• Syntax

ACOS(expression)
It gives the arc cosine of an expression.
iii. ASIN(expression)

• Syntax

ASIN(expression)
ASIN gives the arc sine of an expression.
iv. ATAN(expression)

• Syntax

ATAN(expression
To get the arc tangent of an expression, we use it.
v. CBRT(expression)

• Syntax

CBRT(expression)
It gives the cube root of an expression.
vi. CEIL(expression)

• Syntax

CEIL(expression)
CEIL is used to get the value of an expression rounded up to the nearest integer.
vii. COS(expression)

• Syntax

COS(expression)
In order to get the trigonometric cosine of an expression.
viii. COSH(expression)

• Syntax

COSH(expression)
COSH gives the hyperbolic cosine of an expression.
ix. EXP(expression)

• Syntax

EXP(expression)
To get the Euler’s number e raised to the power of x.
x. FLOOR(expression)

• Syntax

FLOOR(expression)
In order to get the value of an expression rounded down to the nearest integer.
xi. LOG(expression)

• Syntax

LOG(expression)
LOG gives the natural logarithm (base e) of an expression.
xii. LOG10(expression)

• Syntax

LOG10(expression)
It gives the base 10 logarithms of an expression.
xiii. RANDOM( )

• Syntax

RANDOM( )
In order to get a pseudo random number (type double) greater than or equal to 0.0 and less than 1.0.
xiv. ROUND(expression)

• Syntax

ROUND(expression)
ROUND gives the value of an expression rounded to an integer (if the result type is float) or rounded to a long (if the result type is double).
xv. SIN(expression)

• Syntax

SIN(expression)
In order to get the sine of an expression.
xvi. SINH(expression)

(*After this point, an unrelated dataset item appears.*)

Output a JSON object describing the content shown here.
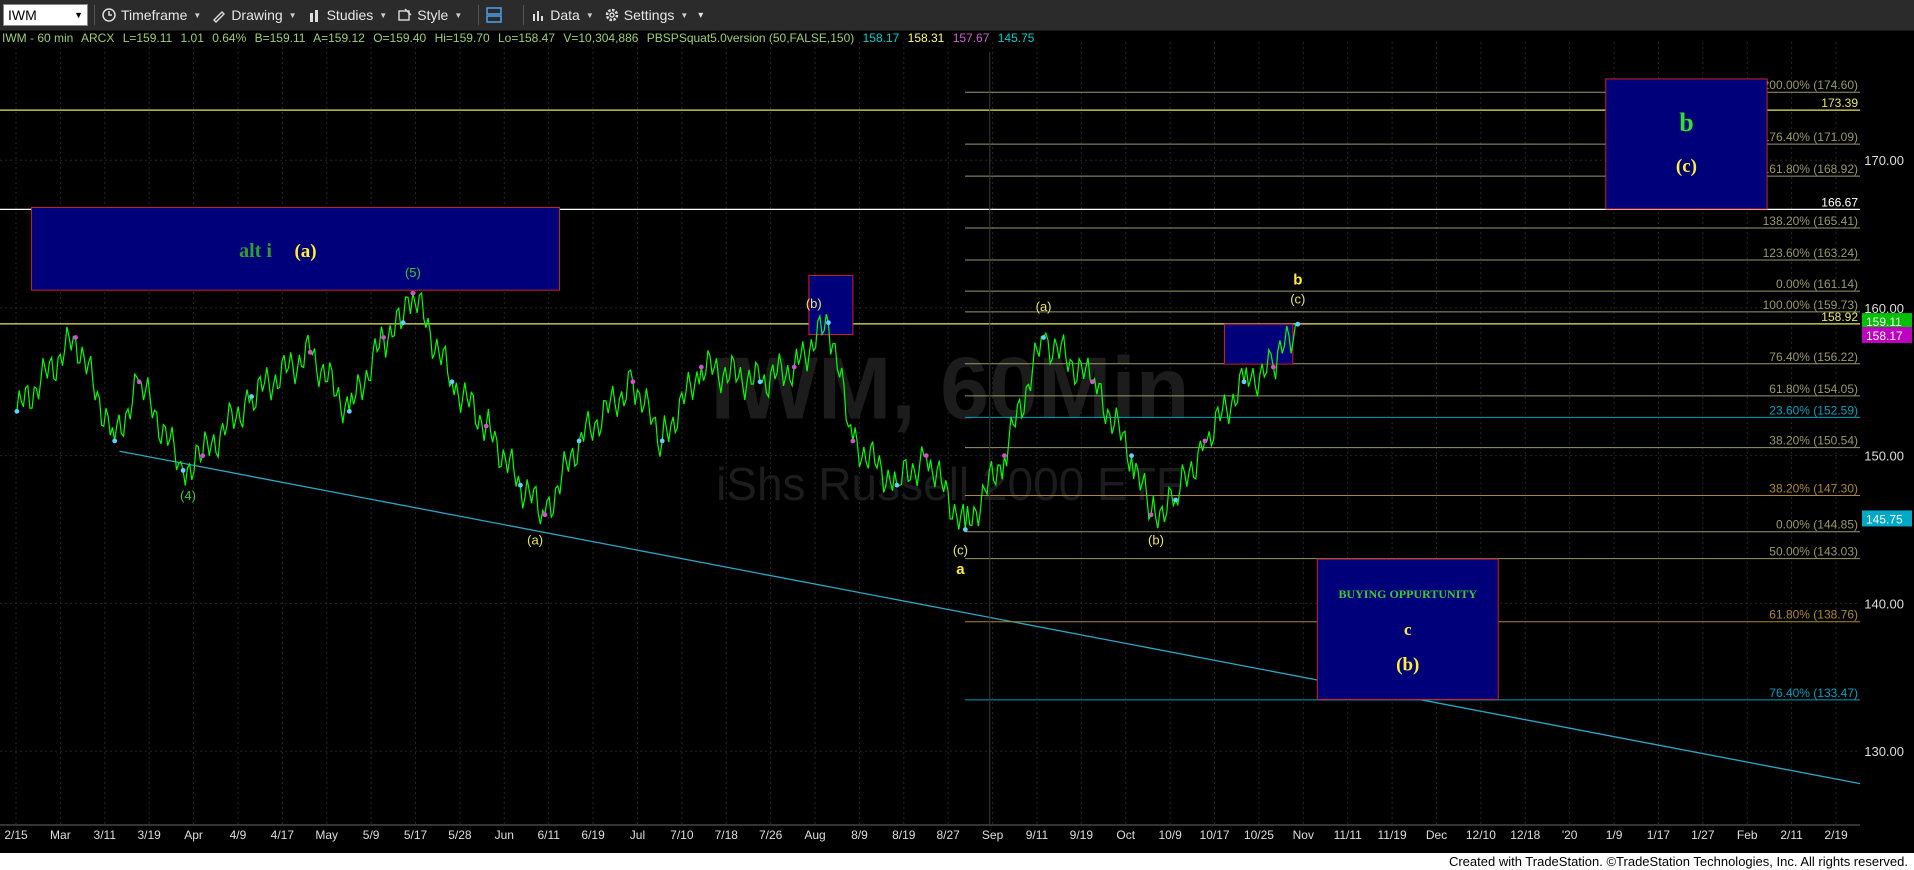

• Syntax

SINH(expression)
It gives the hyperbolic sine of an expression.
xvii. SQRT(expression)

• Syntax

SQRT(expression)
SQRT gives the positive square root of an expression.
xviii. TAN(expression)

• Syntax

TAN(expression)
In order to get the trigonometric tangent of an angle.
xix. TANH(expression)

• Syntax

TANH(expression)
It gives the hyperbolic tangent of an expression.
So, this was all about Pig Built in Functions. Hope you like our explanation.

## 4. Conclusion: Apache Pig Built in Functions

As a result, we have seen all the Apache Pig Built in Functions in detail. Moreover, we discussed string functions, math functions, load & store, bag & tuple, and eval functions. Still, if any doubt occurs, feel free to ask in the comments.
For Reference

### No Responses

1. Saran says:

Can you please give an example for each of the commands executed in grunt shell?